Because antibodies are specific to a particular virus, that means if we can detect SARS-CoV-2 specific antibodies in someone's blood, we know that person has already been infected with the coronavirus.
Scientists in the United States and Europe have already developed specific antibody tests for SARS-CoV-2. Laboratory tests show that only antibodies from SARS-CoV-2 patients will bind to SARS-CoV-2 (and not to the 2003 SARS virus, for example). This tells us the test is specific.
Antibody tests are different from the current testing kits used at COVID-19 clinics, which reveal the presence of the virus itself (by detecting its genetic material), rather than our antibodies against it.
That is useful for determining whether someone is currently infected, but cannot spot people who have already fought off the virus. In contrast, the antibody tests won't be able to detect if someone is newly infected with SARS-CoV-2, as it takes our immune system a week or more to make antibodies. So we still need to do the existing tests to accurately diagnose a current infection.
Many companies have developed rapid test kits for detecting anti-SARS-CoV-2 antibodies. The UK is already rolling out 3.5 million antibody tests, while Australia has ordered 1.5 million antibody tests to determine whether patients showing symptoms of fever and cough are infected.
What still needs to be tested is how specific those kits are. It's vital that these antibody test kits are only able to detect antibodies against SARS-CoV-2, and not other coronaviruses or even viruses of other types. Otherwise, people might think they are protected against SARS-CoV-2 when in fact they aren't.

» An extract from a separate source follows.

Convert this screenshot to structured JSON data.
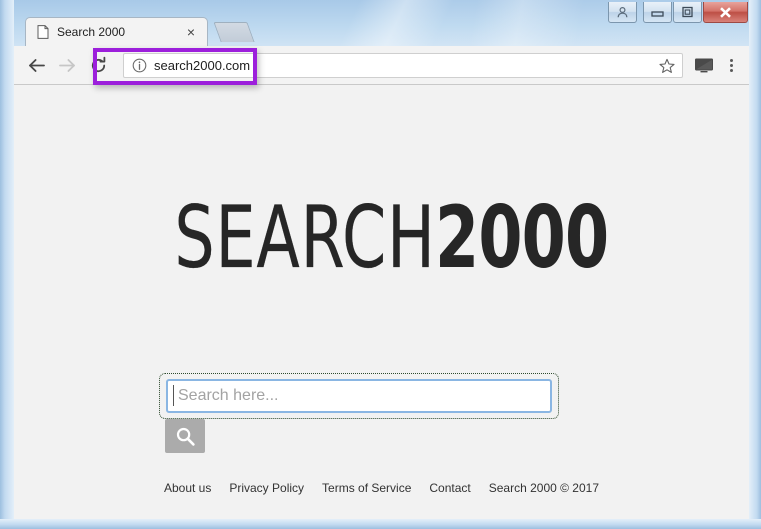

Additionally, because the onset of symptoms may appear within 2-14 days after exposure, a person might test negative to the antibody test but actually be infected. So we really still need to use the two tests together to accurately diagnose patients with COVID-19.
A new test developed by NSW Health Pathology will also be able to determine whether the antibodies in the blood are able to kill the virus. These kinds of tests will help clinicians and scientists measure exactly how soon after infection we develop antibodies, what levels are needed to be protective, and how long these antibodies stay in our body.
This will also help scientists track the spread of the virus and know if someone is going to be immune to reinfection with SARS-CoV-2.
These antibody tests have been developed much more rapidly than vaccines, which are still many months away. This is because the antibody tests are done outside the body, using just a small blood sample, perhaps just a pinprick.
In contrast, a vaccine needs to be injected into the body, so it has to be tested for safety as well as effectiveness.
For a vaccine, we first need to understand how the immune response to the virus itself works, because essentially a vaccine is trying to trick the immune system into thinking it's seen the virus before so it makes protective antibodies. Then, we need to thoroughly test any candidate vaccine to ensure it doesn't make people ill. This means we probably won't see any vaccines for at least 12 months.
The new antibody tests will also help guide vaccine development. By measuring antibody levels in infected and recovered patients, we'll have a much better idea of the levels of protective antibodies a vaccine needs to elicit.
While we wait for a vaccine, the new antibody tests will give scientists, doctors and public health officials much more information about who gets infected, who has already been infected and recovered, and how protected we are against reinfection.
But there is still a long way to go before we can test people's blood for antibodies against SARS-CoV-2 and confidently say it is safe for people to go back to work or into the community without getting sick.
Ultimately it is up to our community leaders and public health officials to decide when it is safe for us to resume normal life.